- Danielle Wightman-Stone |
The national town centre vacancy rate reached 10.3 percent in July, its highest level since January 2015, according to new figures by the British Retail Consortium-Springboard footfall and vacancies monitor.
Despite a slight increase by 0.1 percent on the previous quarter of 10.2 percent, total footfall also declined by 1.9 percent between June 30 and July 27, marking the worst decline for the month of July since 2012.
Shopping centre footfall was hardest hit, declining by 3.1 percent, following July 2018’s decline of 3.4 percent, this is in comparison to the high street footfall that declined by 2.7 percent.
The only increase in footfall was seen by retail parks which recorded a rise of 1.2 percent, following from July 2018 when footfall decreased by 0.5 percent.
Retail Park footfall the only area to see an increase in footfall
Diane Wehrle, Springboard marketing and insights director, explained the increase in footfall for retail parks: “Consumer demand is ever more polarised between convenience and experience, and the stronger performance of out of town destinations where footfall rose by +1.2 percent in July reflects the fact that retail parks are successfully bridging the convenience-experience gap. They not only offer consumers accessible shopping environments with free parking and easy click and collect opportunities for online purchases, but many also combine this with an enhanced experience that includes coffee shops and casual dining restaurants, and some also have leisure facilities.
“The attraction of retail parks was demonstrated clearly in the last week of the month when temperatures reached record levels. With temperatures peaking at nearly 40 degrees on the Wednesday and Thursday of that week, footfall in high streets and shopping centres declined by an average of -7 percent on those two days, but only by -0.5 percent in retail parks. Indeed, the positive footfall result for out of town destinations in July, particularly the fact that footfall rose by +2.1 percent during day time trading hours, demonstrates that if the offer is right consumers will spend.”
Helen Dickinson, chief executive of the British Retail Consortium, added in a statement: “Retailers have faced a challenging environment this month, with declines in footfall on High Streets and Shopping Centres. Sluggish sales growth and declining footfall also contributed to the rise in town centre vacancies, which rose to their highest level since January 2015. High streets and town centres play an important part in our local communities, and we should be concerned by the rise in empty store fronts.
“If the Government wishes to avoid seeing more empty shops in our town centres then they must act to relieve some of the pressure bearing down on the high street. Currently, retail accounts for 5 percent of the economy, yet pays 10 percent of all business costs and 25 percent of all business taxes.
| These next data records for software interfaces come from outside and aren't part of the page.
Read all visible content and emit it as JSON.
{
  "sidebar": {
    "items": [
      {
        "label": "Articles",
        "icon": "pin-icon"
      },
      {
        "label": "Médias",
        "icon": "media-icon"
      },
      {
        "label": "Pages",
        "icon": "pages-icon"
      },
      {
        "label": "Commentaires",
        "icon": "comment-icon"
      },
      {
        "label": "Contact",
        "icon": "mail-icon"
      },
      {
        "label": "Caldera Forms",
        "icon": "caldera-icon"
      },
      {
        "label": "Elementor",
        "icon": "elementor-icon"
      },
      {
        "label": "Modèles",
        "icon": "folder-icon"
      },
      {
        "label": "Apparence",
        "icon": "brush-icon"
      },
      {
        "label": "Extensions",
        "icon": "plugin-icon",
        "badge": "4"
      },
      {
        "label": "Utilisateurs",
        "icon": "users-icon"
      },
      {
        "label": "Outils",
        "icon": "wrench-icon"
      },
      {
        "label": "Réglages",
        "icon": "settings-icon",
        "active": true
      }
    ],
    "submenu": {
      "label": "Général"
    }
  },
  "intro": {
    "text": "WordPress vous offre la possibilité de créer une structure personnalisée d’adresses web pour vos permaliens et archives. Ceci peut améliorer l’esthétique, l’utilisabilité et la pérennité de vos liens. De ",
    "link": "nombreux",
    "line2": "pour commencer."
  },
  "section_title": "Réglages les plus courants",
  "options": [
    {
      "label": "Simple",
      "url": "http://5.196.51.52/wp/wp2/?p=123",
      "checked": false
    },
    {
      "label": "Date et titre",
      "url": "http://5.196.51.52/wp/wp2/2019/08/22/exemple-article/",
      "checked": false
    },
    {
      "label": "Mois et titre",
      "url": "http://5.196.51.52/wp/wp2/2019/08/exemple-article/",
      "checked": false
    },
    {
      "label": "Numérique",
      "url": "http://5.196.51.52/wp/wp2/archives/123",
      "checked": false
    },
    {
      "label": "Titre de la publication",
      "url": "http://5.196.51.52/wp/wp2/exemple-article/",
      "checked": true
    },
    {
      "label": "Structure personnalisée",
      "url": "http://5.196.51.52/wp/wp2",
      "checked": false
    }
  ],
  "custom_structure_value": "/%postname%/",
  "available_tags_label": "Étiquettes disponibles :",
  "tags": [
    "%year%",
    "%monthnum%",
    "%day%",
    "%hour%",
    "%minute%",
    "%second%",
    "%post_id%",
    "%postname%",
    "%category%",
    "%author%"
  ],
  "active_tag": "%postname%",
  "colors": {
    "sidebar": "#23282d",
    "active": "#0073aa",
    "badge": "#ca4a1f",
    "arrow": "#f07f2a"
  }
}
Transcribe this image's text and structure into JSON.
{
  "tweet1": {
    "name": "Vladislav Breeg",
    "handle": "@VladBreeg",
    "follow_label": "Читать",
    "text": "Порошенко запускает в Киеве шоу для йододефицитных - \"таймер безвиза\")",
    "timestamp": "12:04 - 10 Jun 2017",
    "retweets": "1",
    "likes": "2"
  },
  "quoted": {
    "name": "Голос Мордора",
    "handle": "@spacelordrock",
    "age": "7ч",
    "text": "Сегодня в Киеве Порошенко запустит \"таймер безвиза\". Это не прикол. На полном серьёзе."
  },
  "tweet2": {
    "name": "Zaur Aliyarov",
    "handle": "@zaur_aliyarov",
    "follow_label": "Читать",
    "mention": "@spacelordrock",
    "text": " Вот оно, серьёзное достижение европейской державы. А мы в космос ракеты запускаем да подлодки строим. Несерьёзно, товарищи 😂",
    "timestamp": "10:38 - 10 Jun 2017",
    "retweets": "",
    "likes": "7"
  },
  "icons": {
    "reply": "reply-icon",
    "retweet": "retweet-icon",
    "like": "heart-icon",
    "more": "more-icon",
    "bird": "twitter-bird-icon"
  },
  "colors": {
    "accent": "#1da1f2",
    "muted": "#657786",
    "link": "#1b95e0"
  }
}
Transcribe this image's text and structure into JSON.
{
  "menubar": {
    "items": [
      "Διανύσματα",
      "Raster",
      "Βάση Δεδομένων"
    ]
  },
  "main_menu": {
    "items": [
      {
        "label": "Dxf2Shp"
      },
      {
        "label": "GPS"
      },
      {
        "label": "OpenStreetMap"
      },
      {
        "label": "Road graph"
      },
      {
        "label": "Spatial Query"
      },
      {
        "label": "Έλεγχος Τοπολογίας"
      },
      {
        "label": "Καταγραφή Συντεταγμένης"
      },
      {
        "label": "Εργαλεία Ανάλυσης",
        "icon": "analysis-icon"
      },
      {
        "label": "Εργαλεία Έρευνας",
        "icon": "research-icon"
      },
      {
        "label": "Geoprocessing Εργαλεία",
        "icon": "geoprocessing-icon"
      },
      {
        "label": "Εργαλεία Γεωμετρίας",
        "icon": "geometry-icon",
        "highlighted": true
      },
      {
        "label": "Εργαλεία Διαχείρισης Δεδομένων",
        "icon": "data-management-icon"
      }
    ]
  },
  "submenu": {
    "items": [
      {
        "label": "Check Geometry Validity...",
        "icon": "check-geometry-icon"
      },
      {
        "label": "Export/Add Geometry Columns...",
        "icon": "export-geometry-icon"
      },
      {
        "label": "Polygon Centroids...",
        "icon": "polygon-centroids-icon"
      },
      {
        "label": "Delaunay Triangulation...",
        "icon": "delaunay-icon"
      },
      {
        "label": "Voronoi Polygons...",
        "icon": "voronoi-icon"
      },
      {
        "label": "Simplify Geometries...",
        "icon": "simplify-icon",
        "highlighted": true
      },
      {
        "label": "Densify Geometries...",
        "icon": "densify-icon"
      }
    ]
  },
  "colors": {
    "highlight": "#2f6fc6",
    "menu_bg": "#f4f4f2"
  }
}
The rising vacancy figures show this is simply not sustainable. We need an immediate freeze in rates, as well as fixing the Transitional Relief, which leads to cornershops in Redcar subsidising banks in central London.”